(Data about app and page elements)
* * *

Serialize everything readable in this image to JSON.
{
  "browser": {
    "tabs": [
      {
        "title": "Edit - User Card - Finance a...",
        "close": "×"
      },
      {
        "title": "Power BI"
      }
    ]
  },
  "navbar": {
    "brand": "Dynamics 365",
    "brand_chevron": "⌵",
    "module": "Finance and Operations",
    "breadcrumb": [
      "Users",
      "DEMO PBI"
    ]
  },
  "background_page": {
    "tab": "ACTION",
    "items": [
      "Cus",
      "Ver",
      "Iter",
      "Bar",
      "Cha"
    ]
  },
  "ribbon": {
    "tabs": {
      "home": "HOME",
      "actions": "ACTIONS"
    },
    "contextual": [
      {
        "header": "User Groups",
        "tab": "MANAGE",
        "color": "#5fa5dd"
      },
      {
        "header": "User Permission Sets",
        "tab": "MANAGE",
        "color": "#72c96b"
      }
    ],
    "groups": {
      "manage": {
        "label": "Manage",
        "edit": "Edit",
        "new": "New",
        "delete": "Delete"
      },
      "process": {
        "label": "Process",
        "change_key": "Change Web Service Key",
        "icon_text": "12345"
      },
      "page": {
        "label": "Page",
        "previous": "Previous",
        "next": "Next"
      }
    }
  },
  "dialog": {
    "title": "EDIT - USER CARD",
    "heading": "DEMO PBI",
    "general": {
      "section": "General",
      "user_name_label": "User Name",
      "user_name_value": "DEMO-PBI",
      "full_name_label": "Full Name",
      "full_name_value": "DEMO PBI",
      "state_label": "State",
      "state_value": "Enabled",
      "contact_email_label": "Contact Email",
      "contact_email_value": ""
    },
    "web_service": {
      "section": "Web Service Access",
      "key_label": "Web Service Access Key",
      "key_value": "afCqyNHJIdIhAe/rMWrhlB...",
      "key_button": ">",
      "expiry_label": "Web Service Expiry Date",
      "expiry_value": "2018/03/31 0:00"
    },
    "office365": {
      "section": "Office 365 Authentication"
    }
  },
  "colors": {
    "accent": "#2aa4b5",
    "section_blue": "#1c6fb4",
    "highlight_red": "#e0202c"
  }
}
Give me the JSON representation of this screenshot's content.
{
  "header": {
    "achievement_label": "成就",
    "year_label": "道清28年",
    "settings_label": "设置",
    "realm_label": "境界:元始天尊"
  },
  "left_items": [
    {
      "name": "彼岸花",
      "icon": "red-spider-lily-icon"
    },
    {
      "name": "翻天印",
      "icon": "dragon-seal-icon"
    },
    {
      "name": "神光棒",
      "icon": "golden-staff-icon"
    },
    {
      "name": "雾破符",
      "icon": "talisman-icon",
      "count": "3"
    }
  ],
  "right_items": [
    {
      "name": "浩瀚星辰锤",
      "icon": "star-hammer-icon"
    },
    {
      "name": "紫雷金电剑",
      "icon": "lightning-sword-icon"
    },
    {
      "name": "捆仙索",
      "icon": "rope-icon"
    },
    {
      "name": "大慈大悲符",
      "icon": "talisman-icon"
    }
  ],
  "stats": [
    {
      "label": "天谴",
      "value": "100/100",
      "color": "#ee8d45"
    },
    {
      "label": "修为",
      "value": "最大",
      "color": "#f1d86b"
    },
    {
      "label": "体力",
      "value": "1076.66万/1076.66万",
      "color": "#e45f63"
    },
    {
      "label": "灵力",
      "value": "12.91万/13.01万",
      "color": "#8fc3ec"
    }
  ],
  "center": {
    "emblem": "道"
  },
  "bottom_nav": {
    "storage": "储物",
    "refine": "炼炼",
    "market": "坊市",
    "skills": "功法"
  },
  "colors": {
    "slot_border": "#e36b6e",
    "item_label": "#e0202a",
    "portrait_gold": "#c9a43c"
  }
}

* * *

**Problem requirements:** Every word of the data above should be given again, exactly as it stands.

**Written response:**
Serialize everything readable in this image to JSON.
{
  "browser": {
    "tabs": [
      {
        "title": "Edit - User Card - Finance a...",
        "close": "×"
      },
      {
        "title": "Power BI"
      }
    ]
  },
  "navbar": {
    "brand": "Dynamics 365",
    "brand_chevron": "⌵",
    "module": "Finance and Operations",
    "breadcrumb": [
      "Users",
      "DEMO PBI"
    ]
  },
  "background_page": {
    "tab": "ACTION",
    "items": [
      "Cus",
      "Ver",
      "Iter",
      "Bar",
      "Cha"
    ]
  },
  "ribbon": {
    "tabs": {
      "home": "HOME",
      "actions": "ACTIONS"
    },
    "contextual": [
      {
        "header": "User Groups",
        "tab": "MANAGE",
        "color": "#5fa5dd"
      },
      {
        "header": "User Permission Sets",
        "tab": "MANAGE",
        "color": "#72c96b"
      }
    ],
    "groups": {
      "manage": {
        "label": "Manage",
        "edit": "Edit",
        "new": "New",
        "delete": "Delete"
      },
      "process": {
        "label": "Process",
        "change_key": "Change Web Service Key",
        "icon_text": "12345"
      },
      "page": {
        "label": "Page",
        "previous": "Previous",
        "next": "Next"
      }
    }
  },
  "dialog": {
    "title": "EDIT - USER CARD",
    "heading": "DEMO PBI",
    "general": {
      "section": "General",
      "user_name_label": "User Name",
      "user_name_value": "DEMO-PBI",
      "full_name_label": "Full Name",
      "full_name_value": "DEMO PBI",
      "state_label": "State",
      "state_value": "Enabled",
      "contact_email_label": "Contact Email",
      "contact_email_value": ""
    },
    "web_service": {
      "section": "Web Service Access",
      "key_label": "Web Service Access Key",
      "key_value": "afCqyNHJIdIhAe/rMWrhlB...",
      "key_button": ">",
      "expiry_label": "Web Service Expiry Date",
      "expiry_value": "2018/03/31 0:00"
    },
    "office365": {
      "section": "Office 365 Authentication"
    }
  },
  "colors": {
    "accent": "#2aa4b5",
    "section_blue": "#1c6fb4",
    "highlight_red": "#e0202c"
  }
}
Give me the JSON representation of this screenshot's content.
{
  "header": {
    "achievement_label": "成就",
    "year_label": "道清28年",
    "settings_label": "设置",
    "realm_label": "境界:元始天尊"
  },
  "left_items": [
    {
      "name": "彼岸花",
      "icon": "red-spider-lily-icon"
    },
    {
      "name": "翻天印",
      "icon": "dragon-seal-icon"
    },
    {
      "name": "神光棒",
      "icon": "golden-staff-icon"
    },
    {
      "name": "雾破符",
      "icon": "talisman-icon",
      "count": "3"
    }
  ],
  "right_items": [
    {
      "name": "浩瀚星辰锤",
      "icon": "star-hammer-icon"
    },
    {
      "name": "紫雷金电剑",
      "icon": "lightning-sword-icon"
    },
    {
      "name": "捆仙索",
      "icon": "rope-icon"
    },
    {
      "name": "大慈大悲符",
      "icon": "talisman-icon"
    }
  ],
  "stats": [
    {
      "label": "天谴",
      "value": "100/100",
      "color": "#ee8d45"
    },
    {
      "label": "修为",
      "value": "最大",
      "color": "#f1d86b"
    },
    {
      "label": "体力",
      "value": "1076.66万/1076.66万",
      "color": "#e45f63"
    },
    {
      "label": "灵力",
      "value": "12.91万/13.01万",
      "color": "#8fc3ec"
    }
  ],
  "center": {
    "emblem": "道"
  },
  "bottom_nav": {
    "storage": "储物",
    "refine": "炼炼",
    "market": "坊市",
    "skills": "功法"
  },
  "colors": {
    "slot_border": "#e36b6e",
    "item_label": "#e0202a",
    "portrait_gold": "#c9a43c"
  }
}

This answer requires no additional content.